PHYSICIAN INVENTS Self-Starter for Dead Man’s Heart
WHAT can be done when the heart ceases to beat? Under all sorts of different conditions, a doctor often is confronted with this urgent question.
The ambulance physician faces it with the victim of heart stroke, drowning, or accident. The surgeon faces it when the pulse of an etherized patient suddenly stops. The family physician faces it when a baby is still born or when a mother’s heart stops during childbirth.
Until recently the only answer was the injection of a powerful stimulant into the heart itself, with the result that, not infrequently, the heart failed to respond.
A new answer has just been furnished by the invention of Dr. Albert S. Hyman, heart specialist of the Beth David Hospital of New York, and by C. Henry Hyman, electrical research engineer.

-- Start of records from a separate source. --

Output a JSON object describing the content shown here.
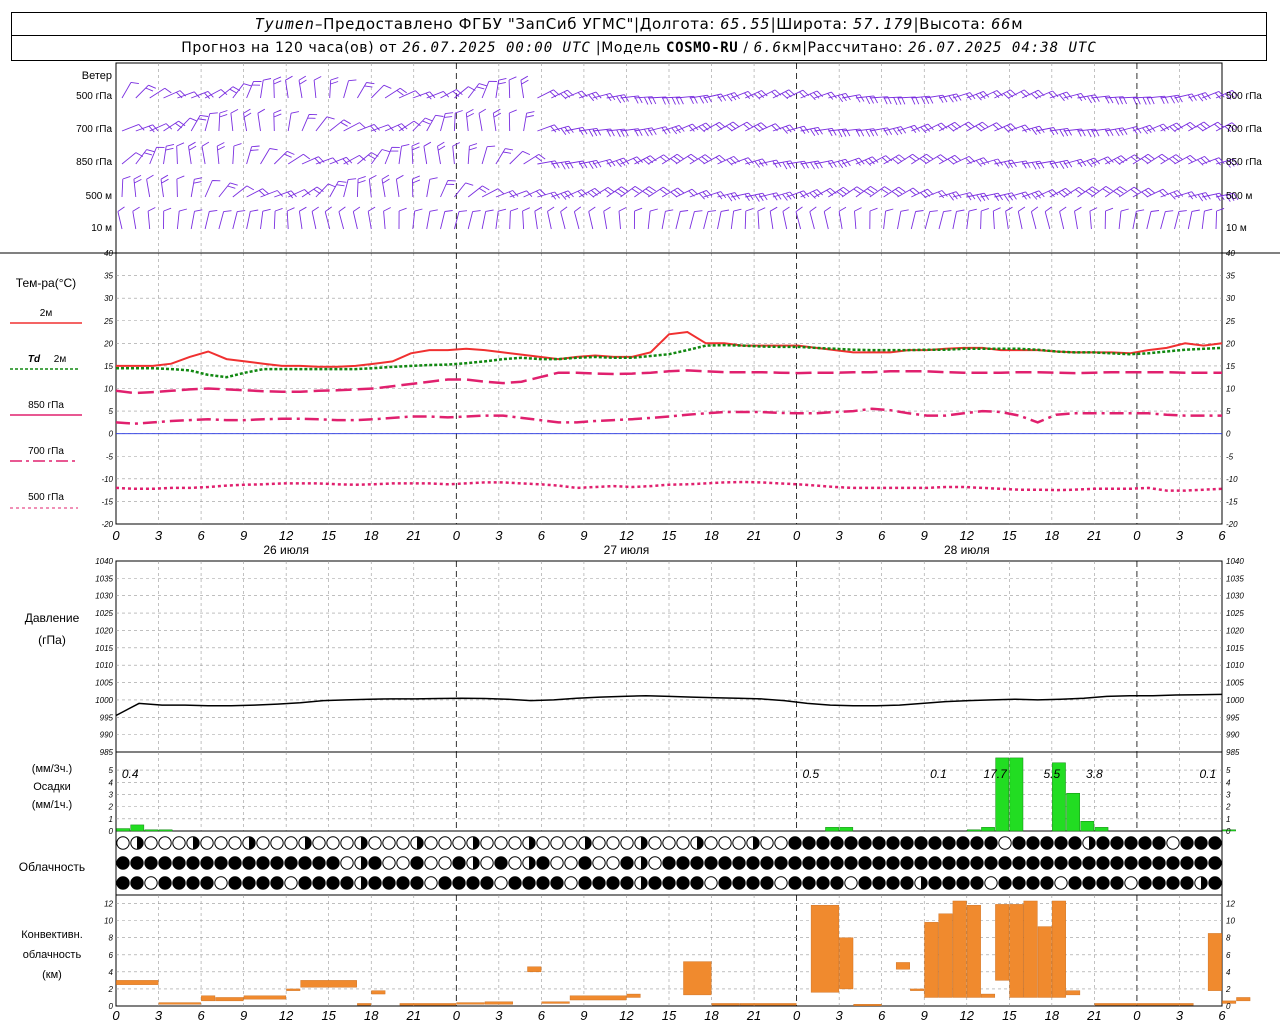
{
  "header": {
    "station": "Tyumen",
    "dash": " – ",
    "provider": "Предоставлено ФГБУ \"ЗапСиб УГМС\"",
    "lon_label": "Долгота:",
    "lon": "65.55",
    "lat_label": "Широта:",
    "lat": "57.179",
    "alt_label": "Высота:",
    "alt": "66",
    "alt_unit": "м",
    "sep": " | ",
    "forecast_label": "Прогноз на 120 часа(ов) от",
    "forecast_time": "26.07.2025 00:00 UTC",
    "model_label": "Модель",
    "model": "COSMO-RU",
    "resolution": "6.6",
    "res_unit": "км",
    "computed_label": "Рассчитано:",
    "computed_time": "26.07.2025 04:38 UTC"
  },
  "labels": {
    "wind": "Ветер",
    "wind_levels": [
      "500 гПа",
      "700 гПа",
      "850 гПа",
      "500 м",
      "10  м"
    ],
    "temp_title": "Тем-ра(°С)",
    "t2m": "2м",
    "td_a": "Td",
    "td_b": "2м",
    "t850": "850 гПа",
    "t700": "700 гПа",
    "t500": "500 гПа",
    "pressure_a": "Давление",
    "pressure_b": "(гПа)",
    "precip_a": "(мм/3ч.)",
    "precip_b": "Осадки",
    "precip_c": "(мм/1ч.)",
    "clouds": "Облачность",
    "conv_a": "Конвективн.",
    "conv_b": "облачность",
    "conv_c": "(км)"
  },
  "colors": {
    "wind": "#7a2ee0",
    "t2m": "#f03030",
    "td": "#118811",
    "t850": "#e0206e",
    "t700": "#e0206e",
    "t500": "#e0206e",
    "zero_line": "#2030e0",
    "precip": "#22dd22",
    "conv": "#f08a2e",
    "grid": "#999999"
  },
  "chart_data": [
    {
      "type": "line",
      "title": "Тем-ра(°С)",
      "x_ticks": [
        "0",
        "3",
        "6",
        "9",
        "12",
        "15",
        "18",
        "21",
        "0",
        "3",
        "6",
        "9",
        "12",
        "15",
        "18",
        "21",
        "0",
        "3",
        "6",
        "9",
        "12",
        "15",
        "18",
        "21",
        "0",
        "3",
        "6"
      ],
      "day_labels": [
        "26 июля",
        "27 июля",
        "28 июля"
      ],
      "ylim": [
        -20,
        40
      ],
      "yticks": [
        -20,
        -15,
        -10,
        -5,
        0,
        5,
        10,
        15,
        20,
        25,
        30,
        35,
        40
      ],
      "series": [
        {
          "name": "2м",
          "values": [
            15,
            15,
            15,
            15.5,
            17,
            18.2,
            16.5,
            16,
            15.5,
            15,
            15,
            14.8,
            14.8,
            15,
            15.5,
            16,
            17.8,
            18.5,
            18.5,
            18.8,
            18.5,
            18,
            17.5,
            17,
            16.5,
            17,
            17.3,
            17,
            17,
            18,
            22,
            22.5,
            20,
            20,
            19.5,
            19.5,
            19.5,
            19.5,
            19,
            18.5,
            18,
            18,
            18,
            18.5,
            18.5,
            18.8,
            19,
            19,
            18.5,
            18.5,
            18.5,
            18.2,
            18,
            18,
            18,
            17.8,
            18.5,
            19,
            20,
            19.5,
            20
          ]
        },
        {
          "name": "Td 2м",
          "values": [
            14.5,
            14.5,
            14.5,
            14.3,
            14,
            13,
            12.5,
            13.5,
            14.3,
            14.3,
            14.3,
            14.3,
            14.3,
            14.3,
            14.5,
            14.8,
            15,
            15.2,
            15.3,
            15.6,
            16,
            16.5,
            16.8,
            16.5,
            16.5,
            16.8,
            17,
            16.8,
            16.8,
            17.2,
            17.6,
            18.5,
            19.5,
            19.6,
            19.5,
            19.3,
            19.2,
            19.2,
            19,
            18.8,
            18.6,
            18.5,
            18.5,
            18.5,
            18.6,
            18.6,
            18.8,
            18.8,
            18.8,
            18.8,
            18.6,
            18.2,
            18,
            18,
            17.8,
            17.6,
            17.8,
            18.2,
            18.6,
            18.8,
            19
          ]
        },
        {
          "name": "850 гПа",
          "values": [
            9.5,
            9,
            9.2,
            9.5,
            9.8,
            10,
            9.8,
            9.6,
            9.4,
            9.3,
            9.3,
            9.5,
            9.6,
            9.8,
            10,
            10.5,
            11,
            11.5,
            12,
            12,
            11.5,
            11.2,
            11.5,
            12.5,
            13.5,
            13.5,
            13.3,
            13.2,
            13.3,
            13.5,
            13.8,
            14,
            13.8,
            13.6,
            13.6,
            13.6,
            13.5,
            13.4,
            13.5,
            13.5,
            13.6,
            13.6,
            13.8,
            13.8,
            13.8,
            13.6,
            13.5,
            13.5,
            13.5,
            13.6,
            13.6,
            13.5,
            13.4,
            13.5,
            13.6,
            13.6,
            13.6,
            13.6,
            13.5,
            13.5,
            13.5
          ]
        },
        {
          "name": "700 гПа",
          "values": [
            2.5,
            2.2,
            2.5,
            2.8,
            3,
            3.2,
            3,
            3,
            3.2,
            3.3,
            3.3,
            3.2,
            3,
            3,
            3.2,
            3.5,
            3.8,
            3.8,
            3.6,
            3.8,
            4,
            4,
            3.5,
            3,
            2.5,
            2.5,
            2.8,
            3,
            3.2,
            3.5,
            3.8,
            4.2,
            4.5,
            4.8,
            4.8,
            4.8,
            4.6,
            4.5,
            4.5,
            4.8,
            5,
            5.5,
            5.2,
            4.5,
            4,
            4,
            4.5,
            5,
            4.8,
            4,
            2.5,
            4.2,
            4.5,
            4.5,
            4.5,
            4.5,
            4.5,
            4.2,
            4,
            4,
            4
          ]
        },
        {
          "name": "500 гПа",
          "values": [
            -12,
            -12.2,
            -12.2,
            -12,
            -12,
            -11.8,
            -11.5,
            -11.3,
            -11.2,
            -11,
            -11,
            -11,
            -11.2,
            -11.3,
            -11.2,
            -11,
            -11,
            -11,
            -11.2,
            -11,
            -10.8,
            -10.8,
            -11,
            -11.2,
            -11.5,
            -12,
            -11.8,
            -11.6,
            -11.8,
            -11.6,
            -11.3,
            -11.2,
            -11,
            -10.8,
            -10.7,
            -10.8,
            -11,
            -11.2,
            -11.5,
            -11.8,
            -12,
            -12,
            -12,
            -12,
            -12,
            -11.8,
            -11.8,
            -12,
            -12.2,
            -12.4,
            -12.4,
            -12.5,
            -12.4,
            -12.2,
            -12.2,
            -12.2,
            -12,
            -12.6,
            -12.6,
            -12.4,
            -12.2
          ]
        }
      ]
    },
    {
      "type": "line",
      "title": "Давление",
      "ylabel": "(гПа)",
      "ylim": [
        985,
        1040
      ],
      "yticks": [
        985,
        990,
        995,
        1000,
        1005,
        1010,
        1015,
        1020,
        1025,
        1030,
        1035,
        1040
      ],
      "series": [
        {
          "name": "Давление",
          "values": [
            995.5,
            999,
            998.5,
            998.5,
            998.3,
            998.3,
            998.5,
            998.8,
            999.2,
            999.8,
            1000,
            1000.2,
            1000.3,
            1000.3,
            1000.4,
            1000.5,
            1000.4,
            1000.2,
            999.8,
            1000,
            1000.5,
            1000.8,
            1001,
            1001.2,
            1001,
            1000.8,
            1000.6,
            1000.5,
            1000.3,
            999.8,
            999,
            998.5,
            998.3,
            998.3,
            998.5,
            999,
            999.5,
            999.8,
            1000,
            1000.2,
            1000,
            1000.2,
            1000.5,
            1001,
            1001.2,
            1001.2,
            1001.4,
            1001.5,
            1001.6
          ]
        }
      ]
    },
    {
      "type": "bar",
      "title": "Осадки",
      "ylabel": "(мм/3ч.) (мм/1ч.)",
      "ylim": [
        0,
        5.5
      ],
      "yticks": [
        0,
        1,
        2,
        3,
        4,
        5
      ],
      "bars_mm_per_h": [
        [
          0,
          0.2
        ],
        [
          1,
          0.5
        ],
        [
          2,
          0.1
        ],
        [
          3,
          0.1
        ],
        [
          50,
          0.3
        ],
        [
          51,
          0.3
        ],
        [
          60,
          0.1
        ],
        [
          61,
          0.3
        ],
        [
          62,
          6
        ],
        [
          63,
          6
        ],
        [
          66,
          5.6
        ],
        [
          67,
          3.1
        ],
        [
          68,
          0.8
        ],
        [
          69,
          0.3
        ],
        [
          78,
          0.1
        ]
      ],
      "totals_3h": [
        {
          "hour": 1,
          "label": "0.4"
        },
        {
          "hour": 49,
          "label": "0.5"
        },
        {
          "hour": 58,
          "label": "0.1"
        },
        {
          "hour": 62,
          "label": "17.7"
        },
        {
          "hour": 66,
          "label": "5.5"
        },
        {
          "hour": 69,
          "label": "3.8"
        },
        {
          "hour": 77,
          "label": "0.1"
        }
      ]
    },
    {
      "type": "bar",
      "title": "Конвективн. облачность (км)",
      "ylim": [
        0,
        13
      ],
      "yticks": [
        0,
        2,
        4,
        6,
        8,
        10,
        12
      ],
      "layers": [
        [
          0,
          3,
          2.5,
          3
        ],
        [
          3,
          6,
          0.2,
          0.4
        ],
        [
          6,
          7,
          0.6,
          1.2
        ],
        [
          7,
          9,
          0.6,
          1
        ],
        [
          9,
          12,
          0.8,
          1.2
        ],
        [
          12,
          13,
          1.8,
          2
        ],
        [
          13,
          17,
          2.2,
          3
        ],
        [
          17,
          18,
          0.1,
          0.3
        ],
        [
          18,
          19,
          1.4,
          1.8
        ],
        [
          20,
          24,
          0.1,
          0.3
        ],
        [
          24,
          26,
          0.2,
          0.4
        ],
        [
          26,
          28,
          0.2,
          0.5
        ],
        [
          29,
          30,
          4,
          4.6
        ],
        [
          30,
          32,
          0.3,
          0.5
        ],
        [
          32,
          36,
          0.7,
          1.2
        ],
        [
          36,
          37,
          1,
          1.4
        ],
        [
          40,
          42,
          1.3,
          5.2
        ],
        [
          42,
          44,
          0.1,
          0.3
        ],
        [
          44,
          48,
          0.1,
          0.3
        ],
        [
          49,
          51,
          1.6,
          11.8
        ],
        [
          51,
          52,
          2,
          8
        ],
        [
          52,
          54,
          0.1,
          0.2
        ],
        [
          55,
          56,
          4.3,
          5.1
        ],
        [
          56,
          57,
          1.8,
          2
        ],
        [
          57,
          58,
          1,
          9.8
        ],
        [
          58,
          59,
          1,
          10.8
        ],
        [
          59,
          60,
          1,
          12.3
        ],
        [
          60,
          61,
          1,
          11.8
        ],
        [
          61,
          62,
          1,
          1.4
        ],
        [
          62,
          63,
          3,
          11.9
        ],
        [
          63,
          64,
          1,
          11.9
        ],
        [
          64,
          65,
          1,
          12.3
        ],
        [
          65,
          66,
          1,
          9.3
        ],
        [
          66,
          67,
          1,
          12.3
        ],
        [
          67,
          68,
          1.3,
          1.8
        ],
        [
          69,
          72,
          0.1,
          0.3
        ],
        [
          72,
          76,
          0.1,
          0.3
        ],
        [
          77,
          78,
          1.8,
          8.5
        ],
        [
          78,
          79,
          0.3,
          0.6
        ],
        [
          79,
          80,
          0.6,
          1
        ]
      ]
    }
  ],
  "x_axis": {
    "hours": [
      "0",
      "3",
      "6",
      "9",
      "12",
      "15",
      "18",
      "21",
      "0",
      "3",
      "6",
      "9",
      "12",
      "15",
      "18",
      "21",
      "0",
      "3",
      "6",
      "9",
      "12",
      "15",
      "18",
      "21",
      "0",
      "3",
      "6"
    ],
    "days": [
      "26 июля",
      "27 июля",
      "28 июля"
    ]
  }
}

This life-saving device can be compared with the self-starter of a car. When the car’s engine stalls, the starter motor turns it over until the cylinders are again firing. In the same way, when the heart stops under any of the conditions named above, the needle of the “Hyman Otor,” as it is called, gives the four-cylinder heart engine a rhythmical electrical stimulation. This starts the heart beat and maintains it until the heart’s own “electric generator” resumes operation.
This comparison is not far-fetched, for the equivalent of an electrical generator exists in the wall of the right upper chamber (or auricle) of the heart, and a system of “wires” conveys the electrical impulses to the heart muscle. This “ignition system” is called the “pace-maker” of the heart.
The essential feature of the Hyman invention is a hollow steel needle, through which a carefully insulated wire runs to the open point. Both the needle itself and its central wire are connected to the terminals of a light, spring-driven generator, provided with a current-interrupting device. This mechanism can be adjusted to give electrical impulses with the frequency of the heart-beat from infancy to old age.
When the physician faces a case of heart stoppage, he inserts the needle between the first and second ribs into the right auricle of the heart, and starts the generator at the required frequency. The rhythmical current then “cranks” the heart engine by stimulating the “pacemaker” to act in step with the generator, until its normal action is resumed. Usually this occurs quickly.
Medical authorities predict a wide usefulness for the “Hyman Otor.”